(App and web page records)
==========
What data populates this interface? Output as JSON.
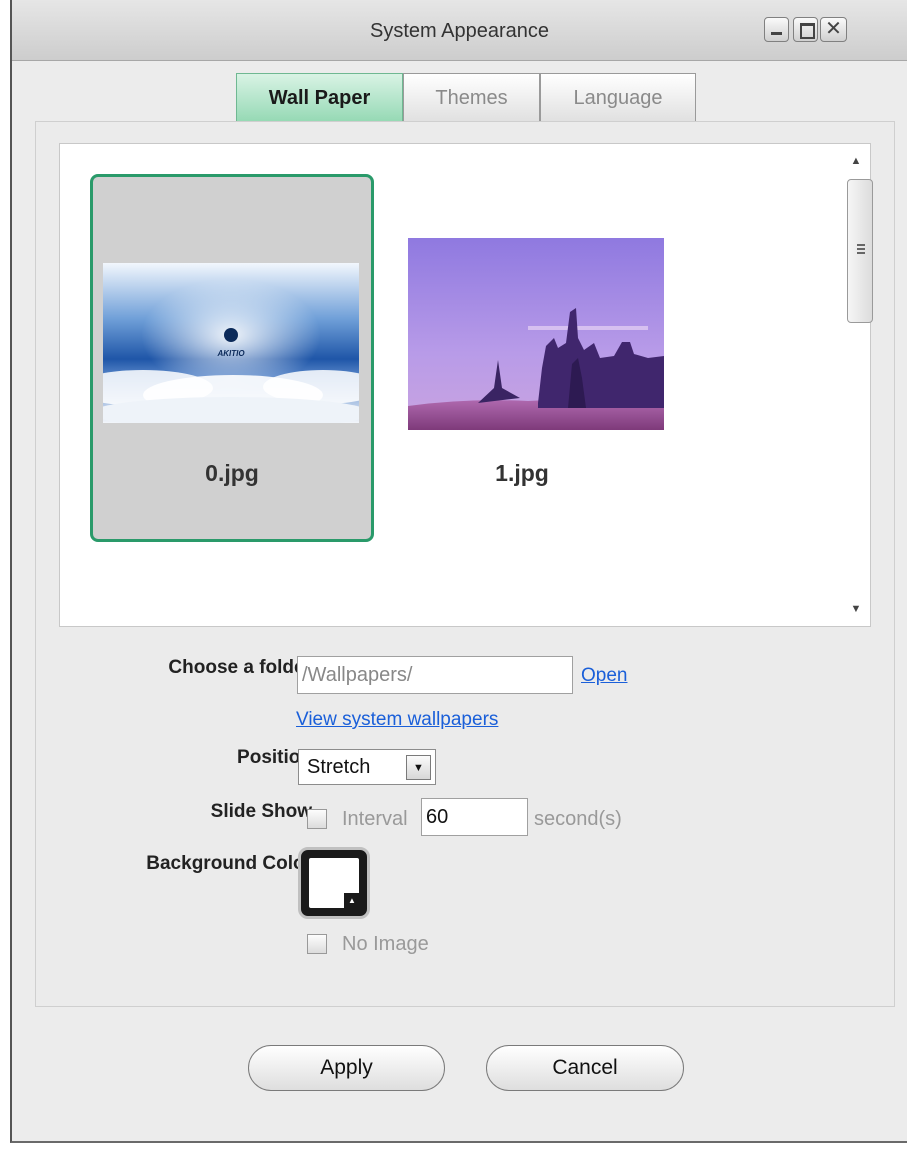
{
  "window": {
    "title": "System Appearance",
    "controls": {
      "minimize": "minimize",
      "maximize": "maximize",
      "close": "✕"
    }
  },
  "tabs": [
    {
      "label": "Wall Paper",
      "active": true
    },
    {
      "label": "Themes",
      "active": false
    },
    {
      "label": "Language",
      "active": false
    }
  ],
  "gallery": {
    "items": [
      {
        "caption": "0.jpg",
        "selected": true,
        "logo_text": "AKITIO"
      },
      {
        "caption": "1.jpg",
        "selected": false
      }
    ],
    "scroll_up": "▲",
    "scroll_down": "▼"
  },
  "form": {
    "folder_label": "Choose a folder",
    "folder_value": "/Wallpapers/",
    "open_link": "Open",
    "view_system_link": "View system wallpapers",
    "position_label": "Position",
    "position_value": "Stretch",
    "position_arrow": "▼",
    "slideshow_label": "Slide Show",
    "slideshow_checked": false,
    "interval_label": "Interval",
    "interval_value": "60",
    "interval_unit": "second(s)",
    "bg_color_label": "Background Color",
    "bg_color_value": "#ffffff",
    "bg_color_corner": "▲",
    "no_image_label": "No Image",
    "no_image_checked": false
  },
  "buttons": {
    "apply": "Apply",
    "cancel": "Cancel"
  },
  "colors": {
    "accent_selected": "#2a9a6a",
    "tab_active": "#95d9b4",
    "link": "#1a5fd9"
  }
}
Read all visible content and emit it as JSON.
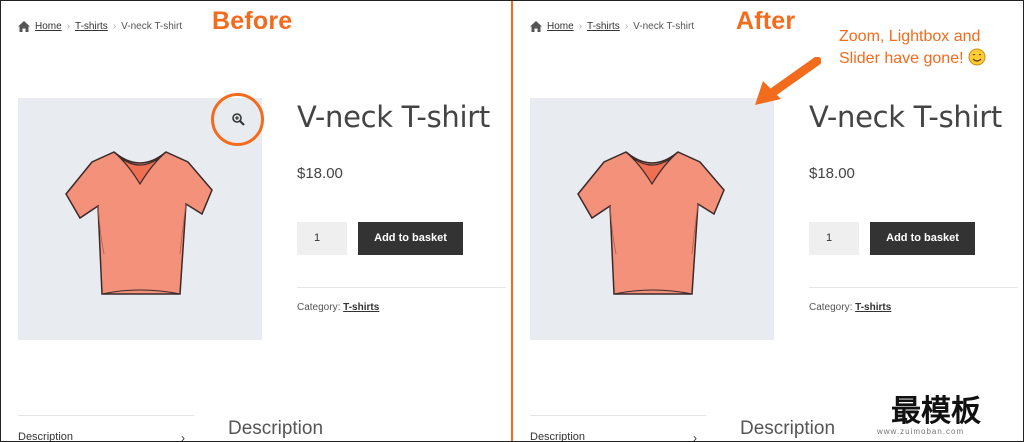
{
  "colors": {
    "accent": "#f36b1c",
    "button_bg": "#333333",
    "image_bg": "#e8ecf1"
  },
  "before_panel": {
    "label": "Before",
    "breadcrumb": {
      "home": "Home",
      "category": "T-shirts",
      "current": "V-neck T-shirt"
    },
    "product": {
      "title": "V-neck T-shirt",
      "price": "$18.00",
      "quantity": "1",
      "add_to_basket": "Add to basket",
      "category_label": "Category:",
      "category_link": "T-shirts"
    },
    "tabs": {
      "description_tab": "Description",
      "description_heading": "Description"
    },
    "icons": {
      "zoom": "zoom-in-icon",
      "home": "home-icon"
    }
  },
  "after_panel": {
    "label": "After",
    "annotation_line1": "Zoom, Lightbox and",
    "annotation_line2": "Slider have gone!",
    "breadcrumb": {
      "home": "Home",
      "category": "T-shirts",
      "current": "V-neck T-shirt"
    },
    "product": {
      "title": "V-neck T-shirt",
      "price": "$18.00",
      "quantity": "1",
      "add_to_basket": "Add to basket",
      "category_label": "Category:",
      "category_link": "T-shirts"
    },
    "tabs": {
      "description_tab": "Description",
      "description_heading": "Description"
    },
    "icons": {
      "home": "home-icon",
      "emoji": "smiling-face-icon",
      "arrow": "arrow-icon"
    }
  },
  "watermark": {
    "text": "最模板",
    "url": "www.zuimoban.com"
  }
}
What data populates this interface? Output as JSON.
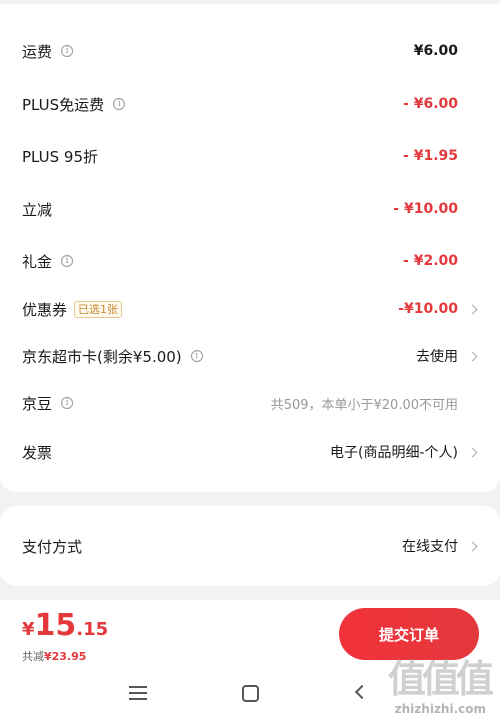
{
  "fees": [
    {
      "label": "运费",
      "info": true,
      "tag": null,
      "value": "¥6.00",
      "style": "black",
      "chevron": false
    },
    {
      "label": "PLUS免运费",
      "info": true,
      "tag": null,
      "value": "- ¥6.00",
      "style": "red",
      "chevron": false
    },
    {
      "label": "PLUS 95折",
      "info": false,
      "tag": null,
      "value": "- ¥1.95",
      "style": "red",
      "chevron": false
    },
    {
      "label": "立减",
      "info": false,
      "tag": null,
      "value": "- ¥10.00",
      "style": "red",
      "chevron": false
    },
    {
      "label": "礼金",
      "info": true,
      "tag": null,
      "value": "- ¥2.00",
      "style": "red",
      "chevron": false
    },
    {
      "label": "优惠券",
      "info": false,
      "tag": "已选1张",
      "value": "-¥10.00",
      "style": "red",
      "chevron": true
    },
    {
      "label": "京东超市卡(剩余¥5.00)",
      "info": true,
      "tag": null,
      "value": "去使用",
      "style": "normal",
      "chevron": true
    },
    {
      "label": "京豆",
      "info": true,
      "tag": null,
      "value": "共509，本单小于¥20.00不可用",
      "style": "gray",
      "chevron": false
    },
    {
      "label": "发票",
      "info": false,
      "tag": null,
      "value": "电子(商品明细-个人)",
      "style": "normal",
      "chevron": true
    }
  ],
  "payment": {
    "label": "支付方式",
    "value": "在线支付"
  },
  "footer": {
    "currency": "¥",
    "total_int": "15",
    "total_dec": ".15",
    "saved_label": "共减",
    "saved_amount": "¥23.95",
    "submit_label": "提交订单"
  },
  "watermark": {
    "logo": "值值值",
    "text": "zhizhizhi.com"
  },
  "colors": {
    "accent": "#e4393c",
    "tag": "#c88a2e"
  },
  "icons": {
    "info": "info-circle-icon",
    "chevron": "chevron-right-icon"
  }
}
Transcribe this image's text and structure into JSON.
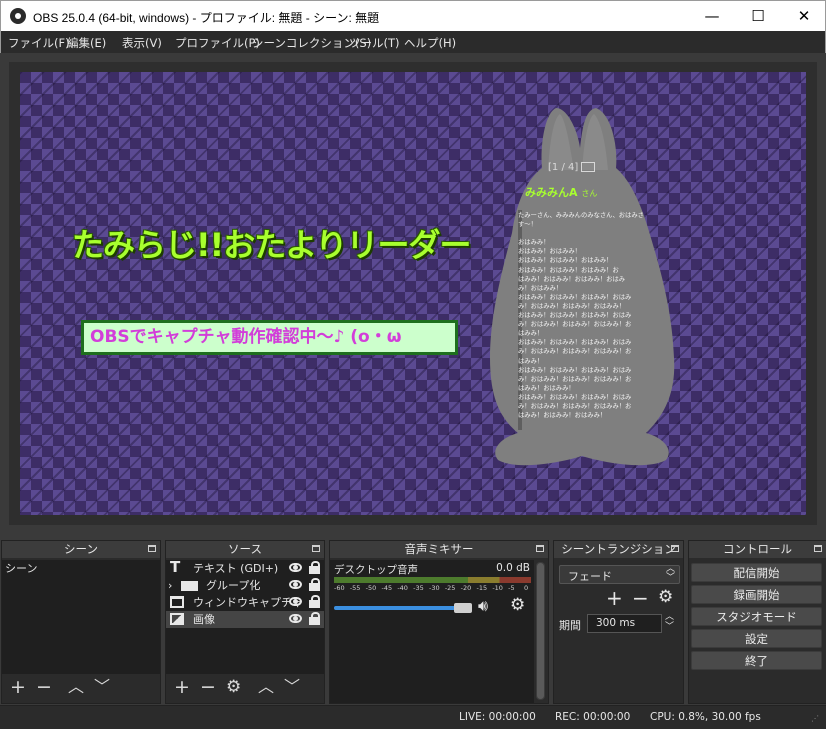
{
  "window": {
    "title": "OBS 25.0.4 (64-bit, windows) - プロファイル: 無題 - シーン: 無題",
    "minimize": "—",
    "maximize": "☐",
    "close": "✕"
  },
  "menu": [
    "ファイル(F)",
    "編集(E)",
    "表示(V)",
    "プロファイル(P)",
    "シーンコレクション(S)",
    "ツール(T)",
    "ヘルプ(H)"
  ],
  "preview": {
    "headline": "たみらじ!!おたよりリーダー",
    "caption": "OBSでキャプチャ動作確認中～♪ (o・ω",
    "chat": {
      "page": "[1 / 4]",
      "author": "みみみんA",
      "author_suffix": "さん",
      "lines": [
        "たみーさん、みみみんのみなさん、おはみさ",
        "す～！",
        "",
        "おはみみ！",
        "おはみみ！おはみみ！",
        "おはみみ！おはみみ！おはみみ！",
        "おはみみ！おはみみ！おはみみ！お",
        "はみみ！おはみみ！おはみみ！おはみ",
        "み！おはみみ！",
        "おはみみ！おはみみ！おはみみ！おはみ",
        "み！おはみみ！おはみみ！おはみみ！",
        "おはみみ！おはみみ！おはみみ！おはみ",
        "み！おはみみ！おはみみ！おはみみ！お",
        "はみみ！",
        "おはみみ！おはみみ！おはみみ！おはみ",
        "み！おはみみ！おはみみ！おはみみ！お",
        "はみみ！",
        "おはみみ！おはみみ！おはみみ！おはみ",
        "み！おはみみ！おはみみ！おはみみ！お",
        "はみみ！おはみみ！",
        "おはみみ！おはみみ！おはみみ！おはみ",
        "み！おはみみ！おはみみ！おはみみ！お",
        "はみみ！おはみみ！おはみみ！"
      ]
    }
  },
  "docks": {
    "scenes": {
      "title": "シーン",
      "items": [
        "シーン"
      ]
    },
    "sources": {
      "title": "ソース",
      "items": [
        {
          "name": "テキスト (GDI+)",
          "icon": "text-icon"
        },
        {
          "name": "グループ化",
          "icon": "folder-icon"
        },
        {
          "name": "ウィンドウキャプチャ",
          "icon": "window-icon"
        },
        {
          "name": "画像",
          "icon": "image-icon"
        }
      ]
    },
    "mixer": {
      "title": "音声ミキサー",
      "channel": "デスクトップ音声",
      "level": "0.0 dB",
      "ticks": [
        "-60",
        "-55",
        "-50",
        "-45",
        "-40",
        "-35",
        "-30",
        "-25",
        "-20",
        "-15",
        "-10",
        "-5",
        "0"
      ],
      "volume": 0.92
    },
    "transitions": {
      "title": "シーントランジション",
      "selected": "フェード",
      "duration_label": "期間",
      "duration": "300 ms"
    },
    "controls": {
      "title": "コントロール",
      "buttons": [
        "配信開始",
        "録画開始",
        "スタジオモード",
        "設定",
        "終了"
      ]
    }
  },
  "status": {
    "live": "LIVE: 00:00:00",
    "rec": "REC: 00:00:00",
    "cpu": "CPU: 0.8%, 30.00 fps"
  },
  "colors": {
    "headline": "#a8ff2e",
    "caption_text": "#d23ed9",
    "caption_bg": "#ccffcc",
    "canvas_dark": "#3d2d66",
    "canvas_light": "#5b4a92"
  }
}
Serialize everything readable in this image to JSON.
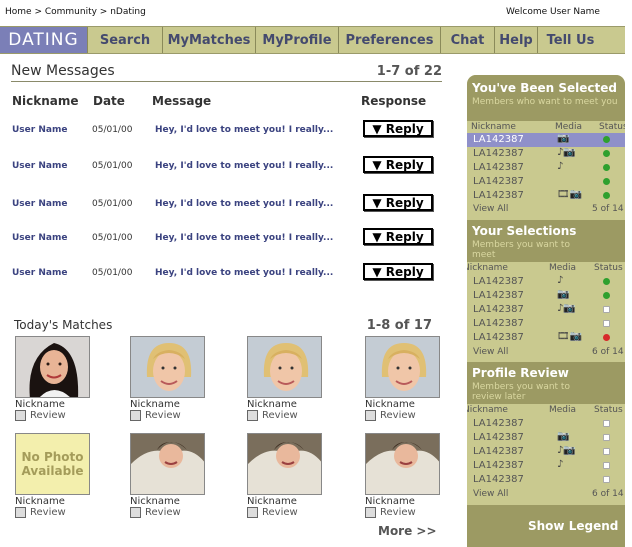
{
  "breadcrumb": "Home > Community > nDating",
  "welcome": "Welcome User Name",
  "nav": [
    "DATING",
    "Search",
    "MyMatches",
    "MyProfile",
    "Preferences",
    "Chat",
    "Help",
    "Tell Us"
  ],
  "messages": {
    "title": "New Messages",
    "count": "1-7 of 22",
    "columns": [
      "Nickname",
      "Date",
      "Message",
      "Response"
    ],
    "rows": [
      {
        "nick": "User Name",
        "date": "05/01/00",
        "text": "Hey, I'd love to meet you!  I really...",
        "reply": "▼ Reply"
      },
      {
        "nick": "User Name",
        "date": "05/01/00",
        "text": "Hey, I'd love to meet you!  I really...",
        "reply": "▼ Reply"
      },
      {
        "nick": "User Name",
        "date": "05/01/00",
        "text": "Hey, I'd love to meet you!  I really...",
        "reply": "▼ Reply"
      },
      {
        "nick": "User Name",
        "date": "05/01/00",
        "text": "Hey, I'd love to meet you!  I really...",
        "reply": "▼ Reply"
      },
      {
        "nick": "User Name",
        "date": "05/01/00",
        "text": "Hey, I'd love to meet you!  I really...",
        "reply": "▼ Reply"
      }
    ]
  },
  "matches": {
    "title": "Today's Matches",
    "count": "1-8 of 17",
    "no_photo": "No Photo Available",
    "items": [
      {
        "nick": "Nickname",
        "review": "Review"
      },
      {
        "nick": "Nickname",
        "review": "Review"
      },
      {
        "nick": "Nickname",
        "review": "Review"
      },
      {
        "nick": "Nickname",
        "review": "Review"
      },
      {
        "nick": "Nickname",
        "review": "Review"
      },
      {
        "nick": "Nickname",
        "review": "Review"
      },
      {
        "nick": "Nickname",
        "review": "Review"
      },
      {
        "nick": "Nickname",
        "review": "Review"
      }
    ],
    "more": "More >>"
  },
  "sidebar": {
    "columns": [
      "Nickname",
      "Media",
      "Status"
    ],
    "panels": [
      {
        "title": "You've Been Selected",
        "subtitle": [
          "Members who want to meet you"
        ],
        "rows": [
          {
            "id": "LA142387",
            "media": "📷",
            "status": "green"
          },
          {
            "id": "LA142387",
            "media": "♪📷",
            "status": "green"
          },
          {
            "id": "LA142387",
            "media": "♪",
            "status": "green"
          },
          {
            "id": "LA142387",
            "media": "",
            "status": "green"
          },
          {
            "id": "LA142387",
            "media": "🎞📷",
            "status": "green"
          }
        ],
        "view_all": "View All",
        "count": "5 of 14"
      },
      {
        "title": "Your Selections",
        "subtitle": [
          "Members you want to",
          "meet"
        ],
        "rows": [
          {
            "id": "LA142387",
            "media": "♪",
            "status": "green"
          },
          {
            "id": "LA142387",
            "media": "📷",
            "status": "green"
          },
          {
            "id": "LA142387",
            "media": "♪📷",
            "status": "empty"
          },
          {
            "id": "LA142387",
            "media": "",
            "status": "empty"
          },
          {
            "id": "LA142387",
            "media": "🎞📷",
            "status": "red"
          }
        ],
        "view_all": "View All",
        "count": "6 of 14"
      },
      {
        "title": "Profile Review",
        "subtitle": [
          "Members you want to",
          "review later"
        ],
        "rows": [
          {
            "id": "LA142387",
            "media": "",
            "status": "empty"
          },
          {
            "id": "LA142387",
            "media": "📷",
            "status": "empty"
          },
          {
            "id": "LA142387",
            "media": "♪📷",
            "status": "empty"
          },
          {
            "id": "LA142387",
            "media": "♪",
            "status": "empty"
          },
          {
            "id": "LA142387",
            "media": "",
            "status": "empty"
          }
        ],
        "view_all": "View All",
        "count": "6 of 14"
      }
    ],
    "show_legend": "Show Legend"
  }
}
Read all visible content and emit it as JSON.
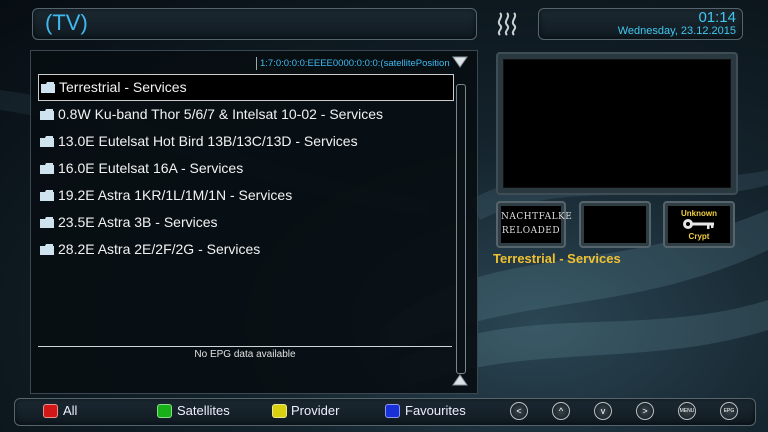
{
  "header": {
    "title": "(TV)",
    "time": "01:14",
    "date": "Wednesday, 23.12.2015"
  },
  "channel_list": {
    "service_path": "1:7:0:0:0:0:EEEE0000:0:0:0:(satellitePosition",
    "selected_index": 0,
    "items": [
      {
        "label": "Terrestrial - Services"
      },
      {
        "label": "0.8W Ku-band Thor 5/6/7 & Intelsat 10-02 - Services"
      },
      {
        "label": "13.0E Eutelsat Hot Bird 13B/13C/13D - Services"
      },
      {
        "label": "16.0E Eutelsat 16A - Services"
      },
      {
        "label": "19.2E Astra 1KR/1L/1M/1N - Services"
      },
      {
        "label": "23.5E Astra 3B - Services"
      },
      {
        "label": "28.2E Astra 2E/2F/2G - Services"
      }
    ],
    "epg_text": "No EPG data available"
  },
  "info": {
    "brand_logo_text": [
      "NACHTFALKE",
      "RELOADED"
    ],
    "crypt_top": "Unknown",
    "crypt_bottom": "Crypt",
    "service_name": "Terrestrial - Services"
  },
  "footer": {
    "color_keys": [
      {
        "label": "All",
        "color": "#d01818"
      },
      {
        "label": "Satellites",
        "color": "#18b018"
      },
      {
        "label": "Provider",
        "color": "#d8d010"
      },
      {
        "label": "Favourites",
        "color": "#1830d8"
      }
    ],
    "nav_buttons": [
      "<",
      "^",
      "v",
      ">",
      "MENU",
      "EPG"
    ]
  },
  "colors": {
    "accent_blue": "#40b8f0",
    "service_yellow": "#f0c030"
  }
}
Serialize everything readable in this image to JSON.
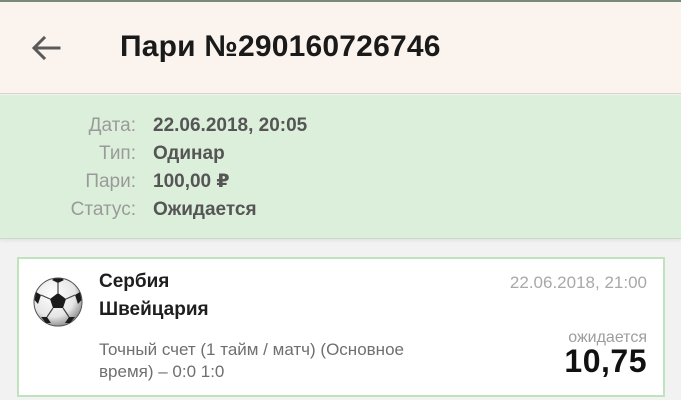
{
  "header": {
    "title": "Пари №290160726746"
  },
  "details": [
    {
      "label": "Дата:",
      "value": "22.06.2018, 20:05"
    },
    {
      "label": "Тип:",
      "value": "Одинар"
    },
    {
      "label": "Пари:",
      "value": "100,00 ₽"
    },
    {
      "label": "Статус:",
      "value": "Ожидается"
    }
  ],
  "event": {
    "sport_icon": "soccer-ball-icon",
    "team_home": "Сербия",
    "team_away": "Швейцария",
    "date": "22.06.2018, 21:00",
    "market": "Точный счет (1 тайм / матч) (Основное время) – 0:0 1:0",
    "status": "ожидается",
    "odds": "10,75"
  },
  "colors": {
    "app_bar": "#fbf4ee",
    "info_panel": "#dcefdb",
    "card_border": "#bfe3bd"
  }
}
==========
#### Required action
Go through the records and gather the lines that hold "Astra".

#### Answer box
        "label": "19.2E Astra 1KR/1L/1M/1N - Services"
        "label": "23.5E Astra 3B - Services"
        "label": "28.2E Astra 2E/2F/2G - Services"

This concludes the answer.